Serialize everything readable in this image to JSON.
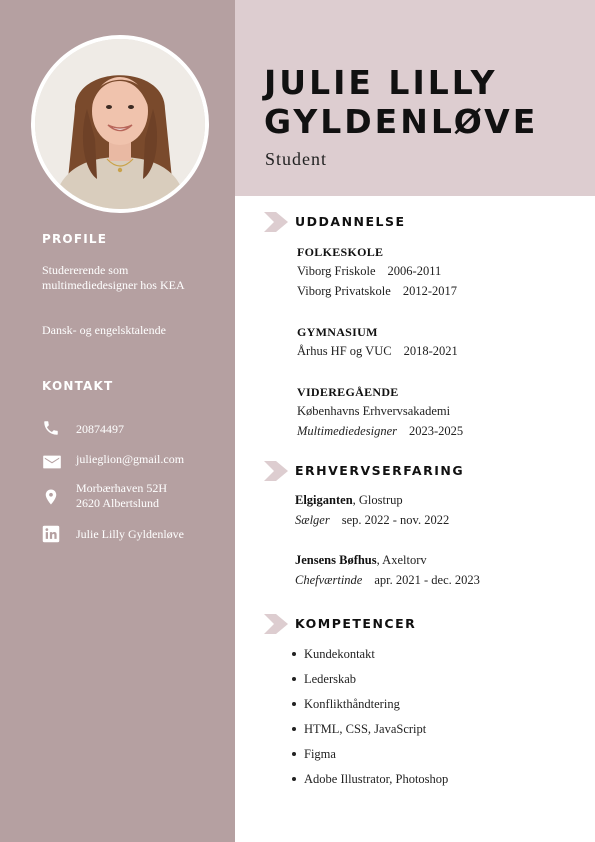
{
  "colors": {
    "sidebar": "#b5a0a1",
    "header": "#ddcdd0",
    "chevron": "#ddcdd0"
  },
  "person": {
    "first_line": "JULIE LILLY",
    "second_line": "GYLDENLØVE",
    "role": "Student"
  },
  "profile": {
    "heading": "PROFILE",
    "text": "Studererende som multimediedesigner hos KEA",
    "languages": "Dansk- og engelsktalende"
  },
  "contact": {
    "heading": "KONTAKT",
    "phone": "20874497",
    "email": "julieglion@gmail.com",
    "address_line1": "Morbærhaven 52H",
    "address_line2": "2620 Albertslund",
    "linkedin": "Julie Lilly Gyldenløve",
    "icons": [
      "phone-icon",
      "email-icon",
      "location-icon",
      "linkedin-icon"
    ]
  },
  "education": {
    "heading": "UDDANNELSE",
    "groups": [
      {
        "label": "FOLKESKOLE",
        "rows": [
          {
            "school": "Viborg Friskole",
            "years": "2006-2011"
          },
          {
            "school": "Viborg Privatskole",
            "years": "2012-2017"
          }
        ]
      },
      {
        "label": "GYMNASIUM",
        "rows": [
          {
            "school": "Århus HF og VUC",
            "years": "2018-2021"
          }
        ]
      },
      {
        "label": "VIDEREGÅENDE",
        "rows": [
          {
            "school": "Københavns Erhvervsakademi",
            "years": ""
          },
          {
            "school": "Multimediedesigner",
            "years": "2023-2025"
          }
        ]
      }
    ]
  },
  "experience": {
    "heading": "ERHVERVSERFARING",
    "jobs": [
      {
        "company": "Elgiganten",
        "location": ", Glostrup",
        "title": "Sælger",
        "period": "sep. 2022 - nov. 2022"
      },
      {
        "company": "Jensens Bøfhus",
        "location": ", Axeltorv",
        "title": "Chefværtinde",
        "period": "apr. 2021 - dec. 2023"
      }
    ]
  },
  "skills": {
    "heading": "KOMPETENCER",
    "items": [
      "Kundekontakt",
      "Lederskab",
      "Konflikthåndtering",
      "HTML, CSS, JavaScript",
      "Figma",
      "Adobe Illustrator, Photoshop"
    ]
  }
}
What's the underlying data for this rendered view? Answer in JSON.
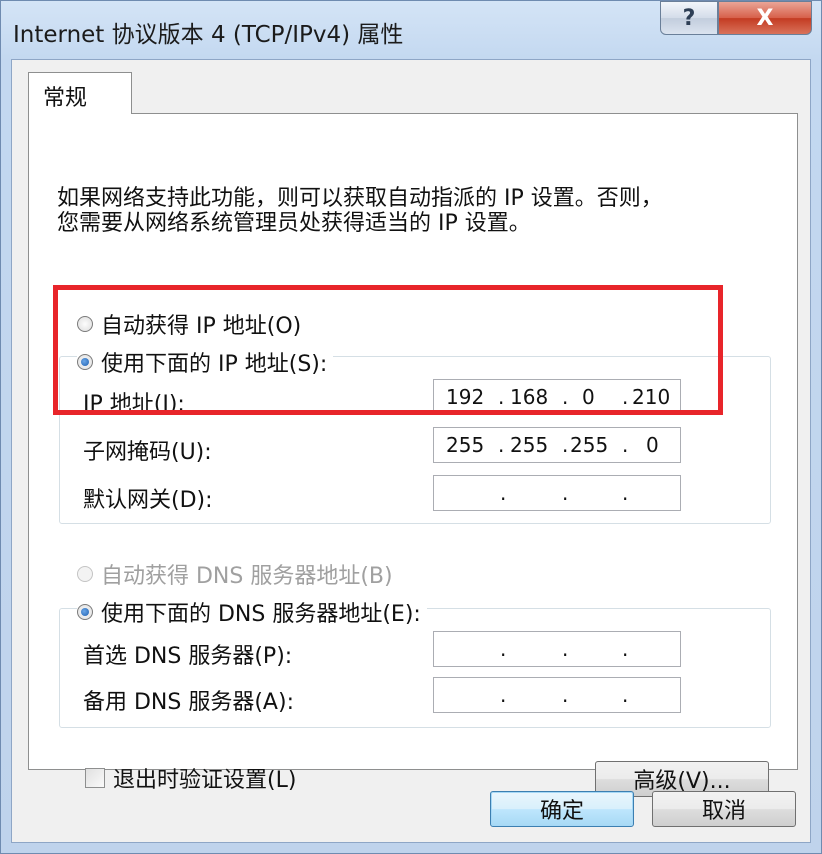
{
  "window": {
    "title": "Internet 协议版本 4 (TCP/IPv4) 属性",
    "help_label": "?",
    "close_label": "X"
  },
  "tab": {
    "label": "常规"
  },
  "description": {
    "line1": "如果网络支持此功能，则可以获取自动指派的 IP 设置。否则，",
    "line2": "您需要从网络系统管理员处获得适当的 IP 设置。"
  },
  "ip_section": {
    "auto_label": "自动获得 IP 地址(O)",
    "manual_label": "使用下面的 IP 地址(S):",
    "ip_label": "IP 地址(I):",
    "ip_value": [
      "192",
      "168",
      "0",
      "210"
    ],
    "subnet_label": "子网掩码(U):",
    "subnet_value": [
      "255",
      "255",
      "255",
      "0"
    ],
    "gateway_label": "默认网关(D):",
    "gateway_value": [
      "",
      "",
      "",
      ""
    ],
    "selected": "manual"
  },
  "dns_section": {
    "auto_label": "自动获得 DNS 服务器地址(B)",
    "auto_enabled": false,
    "manual_label": "使用下面的 DNS 服务器地址(E):",
    "preferred_label": "首选 DNS 服务器(P):",
    "alternate_label": "备用 DNS 服务器(A):",
    "selected": "manual"
  },
  "validate_checkbox": {
    "label": "退出时验证设置(L)",
    "checked": false
  },
  "buttons": {
    "advanced": "高级(V)...",
    "ok": "确定",
    "cancel": "取消"
  },
  "colors": {
    "highlight_box": "#e8252a"
  }
}
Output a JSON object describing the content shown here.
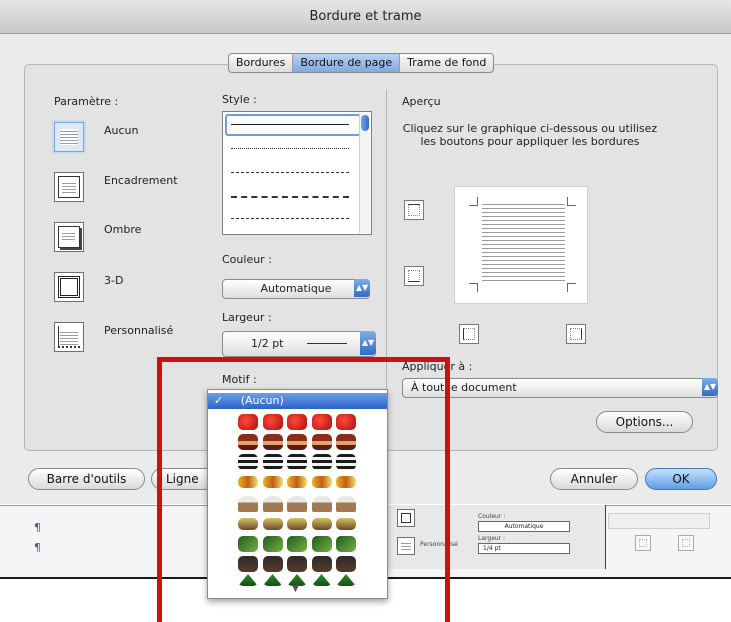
{
  "window": {
    "title": "Bordure et trame"
  },
  "tabs": [
    {
      "label": "Bordures"
    },
    {
      "label": "Bordure de page"
    },
    {
      "label": "Trame de fond"
    }
  ],
  "settings": {
    "heading": "Paramètre :",
    "items": [
      {
        "label": "Aucun",
        "icon": "none-icon"
      },
      {
        "label": "Encadrement",
        "icon": "box-icon"
      },
      {
        "label": "Ombre",
        "icon": "shadow-icon"
      },
      {
        "label": "3-D",
        "icon": "3d-icon"
      },
      {
        "label": "Personnalisé",
        "icon": "custom-icon"
      }
    ]
  },
  "style": {
    "heading": "Style :"
  },
  "color": {
    "heading": "Couleur :",
    "value": "Automatique"
  },
  "width": {
    "heading": "Largeur :",
    "value": "1/2 pt"
  },
  "art": {
    "heading": "Motif :",
    "selected": "(Aucun)",
    "check": "✓",
    "more_arrow": "▼",
    "rows": [
      "apples",
      "cakes",
      "cake-slices",
      "candy-corn",
      "ice-cream-cones",
      "birds",
      "palm-trees",
      "trees"
    ]
  },
  "preview": {
    "heading": "Aperçu",
    "instructions": "Cliquez sur le graphique ci-dessous ou utilisez les boutons pour appliquer les bordures"
  },
  "apply": {
    "heading": "Appliquer à :",
    "value": "À tout le document"
  },
  "buttons": {
    "options": "Options...",
    "toolbar": "Barre d'outils",
    "lines": "Ligne",
    "cancel": "Annuler",
    "ok": "OK"
  },
  "background_doc": {
    "pilcrow": "¶",
    "mini_color_label": "Couleur :",
    "mini_color_value": "Automatique",
    "mini_width_label": "Largeur :",
    "mini_width_value": "1/4 pt",
    "mini_custom_label": "Personnalisé"
  },
  "colors": {
    "accent": "#3b78d8",
    "annotation": "#d01010"
  }
}
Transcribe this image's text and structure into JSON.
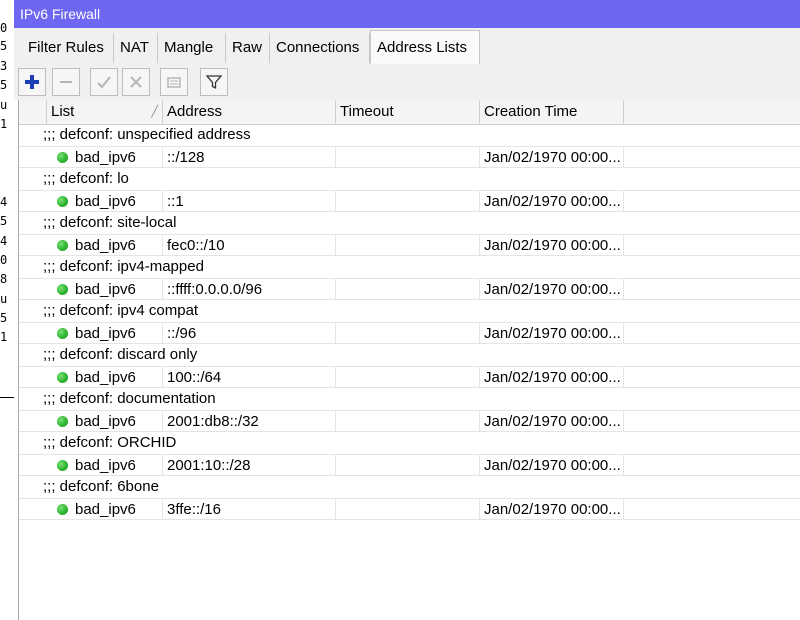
{
  "window": {
    "title": "IPv6 Firewall"
  },
  "background_fragments": [
    "0",
    "5",
    "3",
    "5",
    "u",
    "1",
    "4",
    "5",
    "4",
    "0",
    "8",
    "u",
    "5",
    "1"
  ],
  "tabs": [
    {
      "label": "Filter Rules",
      "active": false
    },
    {
      "label": "NAT",
      "active": false
    },
    {
      "label": "Mangle",
      "active": false
    },
    {
      "label": "Raw",
      "active": false
    },
    {
      "label": "Connections",
      "active": false
    },
    {
      "label": "Address Lists",
      "active": true
    }
  ],
  "toolbar": {
    "buttons": [
      {
        "icon": "plus-icon",
        "enabled": true
      },
      {
        "icon": "minus-icon",
        "enabled": false
      },
      {
        "icon": "check-icon",
        "enabled": false
      },
      {
        "icon": "cross-icon",
        "enabled": false
      },
      {
        "icon": "comment-icon",
        "enabled": false
      },
      {
        "icon": "filter-icon",
        "enabled": true
      }
    ]
  },
  "table": {
    "columns": [
      "List",
      "Address",
      "Timeout",
      "Creation Time"
    ],
    "rows": [
      {
        "comment": ";;; defconf: unspecified address",
        "list": "bad_ipv6",
        "address": "::/128",
        "timeout": "",
        "created": "Jan/02/1970 00:00..."
      },
      {
        "comment": ";;; defconf: lo",
        "list": "bad_ipv6",
        "address": "::1",
        "timeout": "",
        "created": "Jan/02/1970 00:00..."
      },
      {
        "comment": ";;; defconf: site-local",
        "list": "bad_ipv6",
        "address": "fec0::/10",
        "timeout": "",
        "created": "Jan/02/1970 00:00..."
      },
      {
        "comment": ";;; defconf: ipv4-mapped",
        "list": "bad_ipv6",
        "address": "::ffff:0.0.0.0/96",
        "timeout": "",
        "created": "Jan/02/1970 00:00..."
      },
      {
        "comment": ";;; defconf: ipv4 compat",
        "list": "bad_ipv6",
        "address": "::/96",
        "timeout": "",
        "created": "Jan/02/1970 00:00..."
      },
      {
        "comment": ";;; defconf: discard only",
        "list": "bad_ipv6",
        "address": "100::/64",
        "timeout": "",
        "created": "Jan/02/1970 00:00..."
      },
      {
        "comment": ";;; defconf: documentation",
        "list": "bad_ipv6",
        "address": "2001:db8::/32",
        "timeout": "",
        "created": "Jan/02/1970 00:00..."
      },
      {
        "comment": ";;; defconf: ORCHID",
        "list": "bad_ipv6",
        "address": "2001:10::/28",
        "timeout": "",
        "created": "Jan/02/1970 00:00..."
      },
      {
        "comment": ";;; defconf: 6bone",
        "list": "bad_ipv6",
        "address": "3ffe::/16",
        "timeout": "",
        "created": "Jan/02/1970 00:00..."
      }
    ]
  },
  "colors": {
    "titlebar": "#6d67f2",
    "status_enabled": "#2fb52f",
    "accent_plus": "#1a3db8"
  }
}
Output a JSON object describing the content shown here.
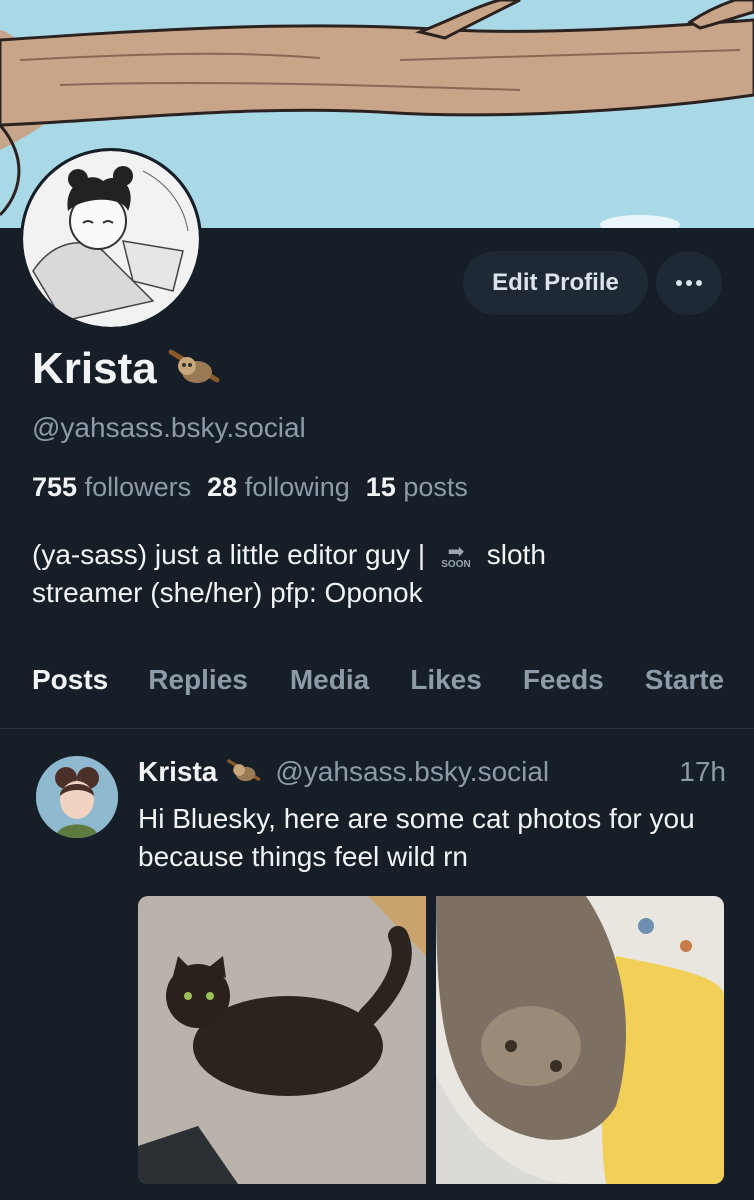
{
  "profile": {
    "name": "Krista",
    "name_emoji": "sloth",
    "handle": "@yahsass.bsky.social",
    "edit_label": "Edit Profile",
    "stats": [
      {
        "value": "755",
        "label": "followers"
      },
      {
        "value": "28",
        "label": "following"
      },
      {
        "value": "15",
        "label": "posts"
      }
    ],
    "bio_line1_pre": "(ya-sass) just a little editor guy |",
    "bio_soon": "SOON",
    "bio_line1_post": "sloth",
    "bio_line2": "streamer (she/her) pfp: Oponok"
  },
  "tabs": [
    {
      "label": "Posts",
      "active": true
    },
    {
      "label": "Replies"
    },
    {
      "label": "Media"
    },
    {
      "label": "Likes"
    },
    {
      "label": "Feeds"
    },
    {
      "label": "Starte"
    }
  ],
  "post": {
    "author": "Krista",
    "handle": "@yahsass.bsky.social",
    "time": "17h",
    "text": "Hi Bluesky, here are some cat photos for you because things feel wild rn"
  },
  "colors": {
    "background": "#161e27",
    "accent": "#1d84f0",
    "muted": "#8d9ba8",
    "button_bg": "#1e2935"
  }
}
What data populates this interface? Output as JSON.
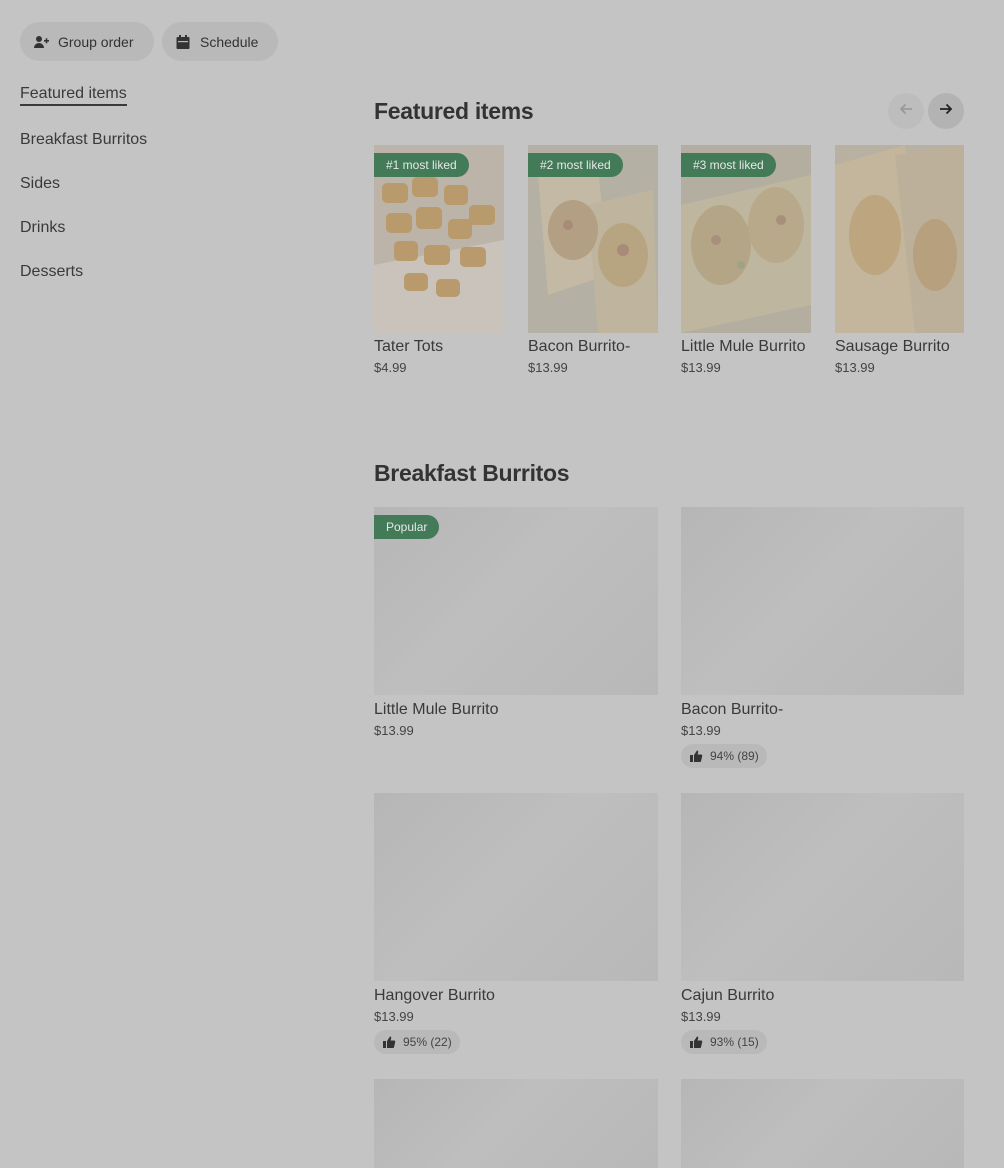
{
  "top_buttons": {
    "group_order": "Group order",
    "schedule": "Schedule"
  },
  "sidebar": {
    "items": [
      {
        "label": "Featured items"
      },
      {
        "label": "Breakfast Burritos"
      },
      {
        "label": "Sides"
      },
      {
        "label": "Drinks"
      },
      {
        "label": "Desserts"
      }
    ]
  },
  "featured": {
    "title": "Featured items",
    "items": [
      {
        "badge": "#1 most liked",
        "name": "Tater Tots",
        "price": "$4.99"
      },
      {
        "badge": "#2 most liked",
        "name": "Bacon Burrito-",
        "price": "$13.99"
      },
      {
        "badge": "#3 most liked",
        "name": "Little Mule Burrito",
        "price": "$13.99"
      },
      {
        "badge": "",
        "name": "Sausage Burrito",
        "price": "$13.99"
      }
    ]
  },
  "breakfast": {
    "title": "Breakfast Burritos",
    "items": [
      {
        "badge": "Popular",
        "name": "Little Mule Burrito",
        "price": "$13.99",
        "rating": ""
      },
      {
        "badge": "",
        "name": "Bacon Burrito-",
        "price": "$13.99",
        "rating": "94% (89)"
      },
      {
        "badge": "",
        "name": "Hangover Burrito",
        "price": "$13.99",
        "rating": "95% (22)"
      },
      {
        "badge": "",
        "name": "Cajun Burrito",
        "price": "$13.99",
        "rating": "93% (15)"
      }
    ]
  },
  "colors": {
    "background": "#c4c4c4",
    "badge_green": "#437a58"
  }
}
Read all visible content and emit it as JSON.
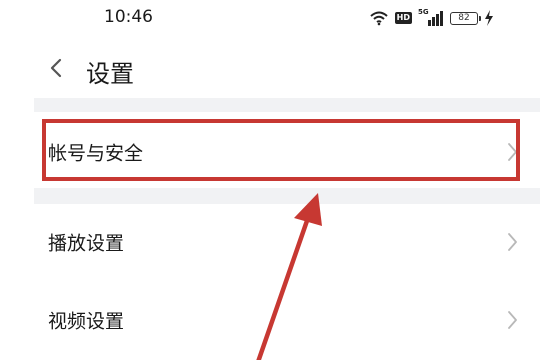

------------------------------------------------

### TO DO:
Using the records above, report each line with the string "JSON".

### RESPONSE BELOW:
Serialize everything readable in this image to JSON.
What's the underlying data for this rendered view? Answer in JSON.
Output a JSON object describing the content shown here.
Transcribe this image's text and structure into JSON.
Output a JSON object describing the content shown here.
What data populates this interface? Output as JSON.
Read all visible content and emit it as JSON.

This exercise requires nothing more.